These remarks, which appeared in James's book A Pluralistic Universe in 1909, impelled many English and American readers to investigate Bergson's philosophy for themselves, but no English translations of Bergson's major work had yet appeared. James, however, encouraged and assisted Dr. Arthur Mitchell in preparing an English translation of Creative Evolution . In August 1910, James died. It was his intention, had he lived to see the translation finished, to introduce it to the English reading public by a prefatory note of appreciation. In the following year, the translation was completed and still greater interest in Bergson and his work was the result. By coincidence, in that same year (1911), Bergson penned a preface of sixteen pages entitled Truth and Reality for the French translation of James's book, Pragmatism . In it, he expressed sympathetic appreciation of James's work, together with certain important reservations.

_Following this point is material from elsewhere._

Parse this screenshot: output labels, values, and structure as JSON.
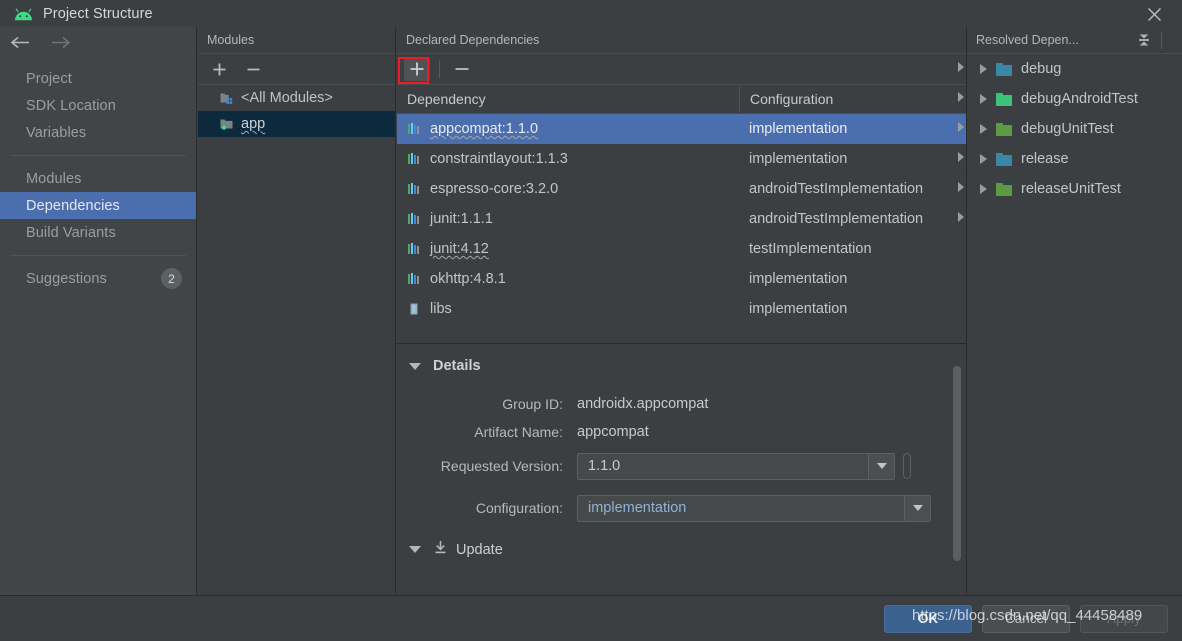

Perhaps the most popular piece of 20th century “existential” literature. The Stranger addresses murder and remorse (or lack thereof), God and atheism, destiny and justice, and consequently, indifference. Camus’ anti-hero, Meursault is perhaps the ultimate man — unable to cry at his own funeral, and one of the final lines of the novel reads, “… I had only to wish that there be a large crowd of spectators the day of my execution and that they greet me with cries of hate.” Camus gets a special nod for his manliness for being an active member in the French Resistance during WWII. And you probably thought no Frenchmen would be on this list.